Behind, but not hidden by, the bar is Massimo’s custom wine cabinet, holding almost 530 wine bottles. The process we anticipated seemed straightforward on first look, however, the longer we spoke to Massimo the more we realized we knew nothing about wine and that was going to affect things. Massimo was quick to inform us that while we believed each cubby hole for each bottle would be identical in size and shape, that would not be the case at all. The bottles came from all over the world and that mean that they would vary in size and diameter.

There are about four different shaped and sized bottles.”, commented Massimo, “The shape of the bottle will change based on the grape, like pinot noir bottles have a different bottle than a cabernet wine but all wineries put a little twist on it and that’s when the challenges come into play.

The challenge now was to create a wine rack to hold all of Massimo’s bottles of various sizes while at the same time making them appear uniform and identical. To support the bottles, we created pegs in groups of four to surround and support each one individually. While we had thought that our pegs were the perfect solution, getting the size just right was the difference between a few $100+ bottles on the ground and a happy Massimo.

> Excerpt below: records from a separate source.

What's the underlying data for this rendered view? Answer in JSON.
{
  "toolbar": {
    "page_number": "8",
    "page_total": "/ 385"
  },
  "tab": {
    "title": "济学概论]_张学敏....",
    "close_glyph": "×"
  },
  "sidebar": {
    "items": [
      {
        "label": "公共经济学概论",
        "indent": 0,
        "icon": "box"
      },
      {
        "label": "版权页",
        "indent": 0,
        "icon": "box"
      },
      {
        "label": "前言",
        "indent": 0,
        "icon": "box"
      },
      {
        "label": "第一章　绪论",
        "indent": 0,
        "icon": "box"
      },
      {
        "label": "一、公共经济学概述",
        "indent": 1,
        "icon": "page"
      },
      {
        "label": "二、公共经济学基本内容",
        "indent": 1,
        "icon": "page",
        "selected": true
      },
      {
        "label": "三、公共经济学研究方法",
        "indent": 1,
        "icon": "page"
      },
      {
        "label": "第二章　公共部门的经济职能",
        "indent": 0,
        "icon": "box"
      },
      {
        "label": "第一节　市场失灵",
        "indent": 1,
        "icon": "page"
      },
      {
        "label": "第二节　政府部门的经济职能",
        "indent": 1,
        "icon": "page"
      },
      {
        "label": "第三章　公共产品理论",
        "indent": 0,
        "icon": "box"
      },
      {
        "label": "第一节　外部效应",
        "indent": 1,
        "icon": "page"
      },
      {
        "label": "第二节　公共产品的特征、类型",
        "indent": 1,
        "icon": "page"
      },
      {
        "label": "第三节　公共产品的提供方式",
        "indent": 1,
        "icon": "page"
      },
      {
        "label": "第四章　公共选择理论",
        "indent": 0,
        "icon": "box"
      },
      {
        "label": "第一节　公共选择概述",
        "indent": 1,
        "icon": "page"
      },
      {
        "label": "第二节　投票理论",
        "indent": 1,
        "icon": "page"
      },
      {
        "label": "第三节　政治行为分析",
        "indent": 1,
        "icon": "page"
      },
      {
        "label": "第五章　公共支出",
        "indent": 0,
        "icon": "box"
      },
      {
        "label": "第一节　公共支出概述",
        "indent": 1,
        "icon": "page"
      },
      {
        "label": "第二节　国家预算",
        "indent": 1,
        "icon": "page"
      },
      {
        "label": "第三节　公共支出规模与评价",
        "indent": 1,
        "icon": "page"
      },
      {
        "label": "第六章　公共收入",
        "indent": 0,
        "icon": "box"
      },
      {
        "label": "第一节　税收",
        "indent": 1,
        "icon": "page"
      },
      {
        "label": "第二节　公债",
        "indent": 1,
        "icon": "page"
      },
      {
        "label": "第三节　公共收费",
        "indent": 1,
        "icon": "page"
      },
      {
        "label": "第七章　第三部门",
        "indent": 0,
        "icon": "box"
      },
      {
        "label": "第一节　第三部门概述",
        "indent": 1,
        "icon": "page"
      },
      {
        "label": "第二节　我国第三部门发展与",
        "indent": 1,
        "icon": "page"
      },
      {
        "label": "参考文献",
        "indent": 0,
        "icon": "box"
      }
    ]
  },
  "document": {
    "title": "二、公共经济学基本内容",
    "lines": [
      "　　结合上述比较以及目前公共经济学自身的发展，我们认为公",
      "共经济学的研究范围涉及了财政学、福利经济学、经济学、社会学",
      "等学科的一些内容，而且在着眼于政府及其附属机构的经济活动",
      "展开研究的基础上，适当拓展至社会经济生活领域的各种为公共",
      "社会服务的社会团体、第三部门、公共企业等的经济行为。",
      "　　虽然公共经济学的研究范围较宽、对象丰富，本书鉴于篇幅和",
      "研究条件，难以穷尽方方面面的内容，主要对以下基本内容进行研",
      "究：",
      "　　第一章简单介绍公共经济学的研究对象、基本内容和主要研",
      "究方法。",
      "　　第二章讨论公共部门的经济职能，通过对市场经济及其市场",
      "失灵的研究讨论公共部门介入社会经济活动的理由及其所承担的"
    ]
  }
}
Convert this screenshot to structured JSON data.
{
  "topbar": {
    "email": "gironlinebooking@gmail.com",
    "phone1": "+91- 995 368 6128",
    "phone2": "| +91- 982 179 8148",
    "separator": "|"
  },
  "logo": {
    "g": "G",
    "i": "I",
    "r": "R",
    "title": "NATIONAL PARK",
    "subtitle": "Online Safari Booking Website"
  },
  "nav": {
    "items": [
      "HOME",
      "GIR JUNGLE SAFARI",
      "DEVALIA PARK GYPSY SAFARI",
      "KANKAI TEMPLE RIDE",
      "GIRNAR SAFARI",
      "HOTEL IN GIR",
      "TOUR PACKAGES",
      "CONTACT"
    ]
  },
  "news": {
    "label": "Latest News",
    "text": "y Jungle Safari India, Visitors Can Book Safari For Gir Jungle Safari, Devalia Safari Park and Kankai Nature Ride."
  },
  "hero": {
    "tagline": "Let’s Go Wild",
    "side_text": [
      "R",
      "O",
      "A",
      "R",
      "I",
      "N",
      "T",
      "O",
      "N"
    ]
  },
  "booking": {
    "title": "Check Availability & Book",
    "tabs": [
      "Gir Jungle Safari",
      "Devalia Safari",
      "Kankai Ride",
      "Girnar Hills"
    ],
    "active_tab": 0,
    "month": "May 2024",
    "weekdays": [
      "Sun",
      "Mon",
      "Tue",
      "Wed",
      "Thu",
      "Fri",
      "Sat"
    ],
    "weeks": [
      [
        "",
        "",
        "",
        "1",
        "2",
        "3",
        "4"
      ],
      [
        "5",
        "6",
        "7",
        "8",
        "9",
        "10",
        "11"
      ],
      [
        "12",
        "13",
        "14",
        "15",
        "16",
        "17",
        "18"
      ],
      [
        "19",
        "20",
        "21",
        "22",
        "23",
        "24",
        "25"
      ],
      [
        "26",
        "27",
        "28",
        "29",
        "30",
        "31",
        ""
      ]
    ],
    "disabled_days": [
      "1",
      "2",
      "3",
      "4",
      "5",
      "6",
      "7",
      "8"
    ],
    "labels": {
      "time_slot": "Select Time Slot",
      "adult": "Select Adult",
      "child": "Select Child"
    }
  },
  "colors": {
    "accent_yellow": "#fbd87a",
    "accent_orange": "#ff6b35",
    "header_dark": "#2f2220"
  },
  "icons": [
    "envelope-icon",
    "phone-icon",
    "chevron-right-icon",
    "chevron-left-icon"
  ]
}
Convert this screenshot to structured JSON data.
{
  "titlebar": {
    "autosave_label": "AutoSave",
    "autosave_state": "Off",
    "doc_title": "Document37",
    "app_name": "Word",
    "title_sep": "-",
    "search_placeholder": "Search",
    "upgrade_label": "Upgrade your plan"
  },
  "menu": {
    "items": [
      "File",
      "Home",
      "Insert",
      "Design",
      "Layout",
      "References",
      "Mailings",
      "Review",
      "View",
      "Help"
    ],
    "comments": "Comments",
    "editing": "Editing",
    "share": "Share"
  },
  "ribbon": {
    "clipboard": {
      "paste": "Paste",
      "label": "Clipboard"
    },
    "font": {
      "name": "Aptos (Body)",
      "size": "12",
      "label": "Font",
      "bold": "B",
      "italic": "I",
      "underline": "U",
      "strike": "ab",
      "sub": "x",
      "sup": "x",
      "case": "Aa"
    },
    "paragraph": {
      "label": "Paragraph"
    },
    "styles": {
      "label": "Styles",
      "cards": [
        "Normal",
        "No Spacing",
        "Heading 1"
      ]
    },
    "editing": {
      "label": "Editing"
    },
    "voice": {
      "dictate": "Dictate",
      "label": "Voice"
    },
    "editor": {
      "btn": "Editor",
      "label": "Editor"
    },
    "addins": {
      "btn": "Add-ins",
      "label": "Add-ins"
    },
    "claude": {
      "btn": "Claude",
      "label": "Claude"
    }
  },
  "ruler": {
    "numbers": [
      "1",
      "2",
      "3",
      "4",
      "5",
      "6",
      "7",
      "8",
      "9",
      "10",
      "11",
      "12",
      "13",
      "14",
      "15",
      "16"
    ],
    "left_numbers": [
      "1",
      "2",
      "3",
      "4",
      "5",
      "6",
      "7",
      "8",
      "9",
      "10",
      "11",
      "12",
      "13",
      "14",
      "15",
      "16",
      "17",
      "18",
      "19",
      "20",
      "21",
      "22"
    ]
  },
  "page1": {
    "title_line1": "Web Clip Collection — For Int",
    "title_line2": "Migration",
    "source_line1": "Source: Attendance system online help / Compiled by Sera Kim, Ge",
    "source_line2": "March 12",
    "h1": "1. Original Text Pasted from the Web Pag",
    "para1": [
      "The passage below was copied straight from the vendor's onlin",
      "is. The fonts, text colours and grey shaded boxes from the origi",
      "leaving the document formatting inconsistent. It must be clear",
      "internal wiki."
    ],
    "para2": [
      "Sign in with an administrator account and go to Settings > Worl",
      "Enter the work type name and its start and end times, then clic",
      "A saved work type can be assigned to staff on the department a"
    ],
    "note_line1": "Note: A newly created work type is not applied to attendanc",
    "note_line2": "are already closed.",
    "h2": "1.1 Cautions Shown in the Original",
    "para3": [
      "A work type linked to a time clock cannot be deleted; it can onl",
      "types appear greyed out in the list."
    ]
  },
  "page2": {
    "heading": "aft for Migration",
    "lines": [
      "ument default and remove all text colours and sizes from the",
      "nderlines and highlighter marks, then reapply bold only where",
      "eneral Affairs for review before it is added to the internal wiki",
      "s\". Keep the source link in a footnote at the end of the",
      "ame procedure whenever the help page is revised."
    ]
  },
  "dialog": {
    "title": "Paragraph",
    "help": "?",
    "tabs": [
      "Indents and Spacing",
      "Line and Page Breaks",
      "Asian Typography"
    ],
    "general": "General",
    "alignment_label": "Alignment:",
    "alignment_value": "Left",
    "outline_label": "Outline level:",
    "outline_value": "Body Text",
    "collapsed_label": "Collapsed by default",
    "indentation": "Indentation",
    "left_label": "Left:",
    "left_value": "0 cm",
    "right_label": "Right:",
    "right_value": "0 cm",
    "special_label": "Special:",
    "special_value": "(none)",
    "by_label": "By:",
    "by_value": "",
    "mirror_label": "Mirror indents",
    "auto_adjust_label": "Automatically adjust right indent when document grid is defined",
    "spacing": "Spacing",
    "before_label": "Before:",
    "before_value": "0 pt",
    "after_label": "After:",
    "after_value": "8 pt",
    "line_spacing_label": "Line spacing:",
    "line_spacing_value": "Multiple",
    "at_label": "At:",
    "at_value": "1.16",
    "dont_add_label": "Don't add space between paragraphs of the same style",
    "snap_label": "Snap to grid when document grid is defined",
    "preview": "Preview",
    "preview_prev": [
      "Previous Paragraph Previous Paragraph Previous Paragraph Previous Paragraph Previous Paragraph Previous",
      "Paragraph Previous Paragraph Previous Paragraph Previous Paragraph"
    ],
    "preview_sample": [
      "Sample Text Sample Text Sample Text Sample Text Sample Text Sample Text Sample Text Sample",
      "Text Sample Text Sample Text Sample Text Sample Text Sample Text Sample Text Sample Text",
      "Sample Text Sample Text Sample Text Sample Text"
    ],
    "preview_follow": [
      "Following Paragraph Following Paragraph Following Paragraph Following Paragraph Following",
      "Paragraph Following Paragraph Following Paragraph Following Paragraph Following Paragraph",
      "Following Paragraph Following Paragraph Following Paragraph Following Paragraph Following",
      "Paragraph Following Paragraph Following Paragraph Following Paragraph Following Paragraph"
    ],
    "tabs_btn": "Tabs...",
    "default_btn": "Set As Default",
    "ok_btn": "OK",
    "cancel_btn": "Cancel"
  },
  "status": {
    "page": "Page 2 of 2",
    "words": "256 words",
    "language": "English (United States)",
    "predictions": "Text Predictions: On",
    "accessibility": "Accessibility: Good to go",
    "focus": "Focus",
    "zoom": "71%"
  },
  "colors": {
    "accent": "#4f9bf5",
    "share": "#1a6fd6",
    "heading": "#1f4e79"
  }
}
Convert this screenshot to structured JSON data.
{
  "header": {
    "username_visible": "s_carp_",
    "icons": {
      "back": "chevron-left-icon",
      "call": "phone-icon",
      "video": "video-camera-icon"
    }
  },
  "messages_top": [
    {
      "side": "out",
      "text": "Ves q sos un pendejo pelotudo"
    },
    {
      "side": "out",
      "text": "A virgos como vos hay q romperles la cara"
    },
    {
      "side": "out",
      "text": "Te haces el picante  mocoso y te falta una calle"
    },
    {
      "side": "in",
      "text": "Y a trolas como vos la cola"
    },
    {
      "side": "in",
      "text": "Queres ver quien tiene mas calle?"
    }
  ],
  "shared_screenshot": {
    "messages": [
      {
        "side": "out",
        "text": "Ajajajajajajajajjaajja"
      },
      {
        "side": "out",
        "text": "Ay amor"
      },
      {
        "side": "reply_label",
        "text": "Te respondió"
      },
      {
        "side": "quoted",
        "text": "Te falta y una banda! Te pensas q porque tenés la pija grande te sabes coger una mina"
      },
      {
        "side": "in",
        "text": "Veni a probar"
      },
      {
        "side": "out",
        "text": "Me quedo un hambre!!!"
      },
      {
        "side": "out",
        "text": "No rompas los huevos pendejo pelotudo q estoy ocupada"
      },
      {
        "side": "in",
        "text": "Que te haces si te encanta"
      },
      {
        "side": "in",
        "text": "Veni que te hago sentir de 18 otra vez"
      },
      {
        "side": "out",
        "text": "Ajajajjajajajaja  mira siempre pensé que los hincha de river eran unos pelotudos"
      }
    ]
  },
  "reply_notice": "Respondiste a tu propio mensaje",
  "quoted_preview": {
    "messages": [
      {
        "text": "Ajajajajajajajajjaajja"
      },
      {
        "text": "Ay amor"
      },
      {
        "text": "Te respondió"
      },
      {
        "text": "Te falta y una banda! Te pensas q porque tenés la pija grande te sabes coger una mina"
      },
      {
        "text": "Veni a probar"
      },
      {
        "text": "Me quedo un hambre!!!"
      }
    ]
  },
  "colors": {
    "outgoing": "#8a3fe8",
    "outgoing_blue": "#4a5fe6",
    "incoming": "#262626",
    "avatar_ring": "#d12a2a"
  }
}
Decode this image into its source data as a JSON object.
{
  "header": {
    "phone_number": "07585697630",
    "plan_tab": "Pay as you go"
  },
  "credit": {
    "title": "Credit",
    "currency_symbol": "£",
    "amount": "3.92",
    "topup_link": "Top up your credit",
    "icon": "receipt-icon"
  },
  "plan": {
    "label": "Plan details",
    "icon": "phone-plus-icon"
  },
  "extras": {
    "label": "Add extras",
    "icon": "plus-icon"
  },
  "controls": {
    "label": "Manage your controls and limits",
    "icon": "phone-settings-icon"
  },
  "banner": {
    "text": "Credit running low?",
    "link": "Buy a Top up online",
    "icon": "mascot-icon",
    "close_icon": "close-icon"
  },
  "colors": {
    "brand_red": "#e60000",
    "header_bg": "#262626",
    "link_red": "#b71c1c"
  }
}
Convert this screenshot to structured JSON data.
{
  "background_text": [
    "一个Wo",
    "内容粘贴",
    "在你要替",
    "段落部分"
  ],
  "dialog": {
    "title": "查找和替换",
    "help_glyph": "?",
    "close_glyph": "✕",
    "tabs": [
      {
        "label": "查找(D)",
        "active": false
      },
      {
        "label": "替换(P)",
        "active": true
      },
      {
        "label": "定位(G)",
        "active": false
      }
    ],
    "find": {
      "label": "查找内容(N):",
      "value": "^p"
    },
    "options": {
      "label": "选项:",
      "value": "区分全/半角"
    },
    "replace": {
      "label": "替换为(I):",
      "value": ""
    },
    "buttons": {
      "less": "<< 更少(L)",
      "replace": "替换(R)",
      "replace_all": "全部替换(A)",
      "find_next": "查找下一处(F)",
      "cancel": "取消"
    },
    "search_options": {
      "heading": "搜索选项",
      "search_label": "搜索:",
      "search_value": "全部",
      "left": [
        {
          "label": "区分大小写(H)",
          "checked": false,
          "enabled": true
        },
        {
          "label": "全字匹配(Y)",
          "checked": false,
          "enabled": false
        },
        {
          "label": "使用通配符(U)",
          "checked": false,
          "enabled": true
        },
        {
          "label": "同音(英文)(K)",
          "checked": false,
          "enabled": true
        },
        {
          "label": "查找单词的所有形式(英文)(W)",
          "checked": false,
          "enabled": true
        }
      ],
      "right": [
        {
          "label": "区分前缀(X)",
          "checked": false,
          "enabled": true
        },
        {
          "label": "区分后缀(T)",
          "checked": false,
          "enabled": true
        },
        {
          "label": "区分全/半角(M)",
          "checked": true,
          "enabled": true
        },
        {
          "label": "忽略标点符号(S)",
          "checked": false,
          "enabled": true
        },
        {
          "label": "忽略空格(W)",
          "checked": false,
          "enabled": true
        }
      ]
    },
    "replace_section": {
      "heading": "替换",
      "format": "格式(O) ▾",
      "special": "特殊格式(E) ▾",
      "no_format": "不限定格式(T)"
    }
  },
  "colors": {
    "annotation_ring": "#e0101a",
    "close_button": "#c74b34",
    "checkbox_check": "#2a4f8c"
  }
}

We tweaked our measurements, added thicker supports, and even readdressed the original designs for the storage underneath. The original idea was to create shapes out of diagonal lines to place the bottles between; however, after Michelle did the math, we found designs that would allow for more storage while using less of the space. We ended up deciding on a flatter design where the bottles would lay side by side with each row holding an entire case of wine bottles.

When all of the pieces came together, the final look was every bit of clean, bold, and sophisticated that we had set out for when we first began creating the venue. Not only was the actual millwork a gratifying challenge, but

It turned out to be a really fun project that we made a good friend out of in the process.

Marvin and Michelle Kegerreis

Massimo’s Italian Ristorante was special for us to work on in certain ways that Massimo understood, and that connection drew us to truly go the full mile for his vision. As a small family business, it was especially wonderful to be in the space of others who understood the meaning, work, and pride that is behind that title. We’re eager and excited for the possibilities of working with more local family businesses like ours, and for Massimo’s pasta lunches right down the road from our shop. In the years that come for Kent Mill & Supply, Massimo’s Italian Ristorante, and businesses like us, we’re more than anything hopeful for the opportunities to help Waco keep growing in the direction of creativity and community. 

Photos by: @nathanwhitephotography & Michelle Kegerreis.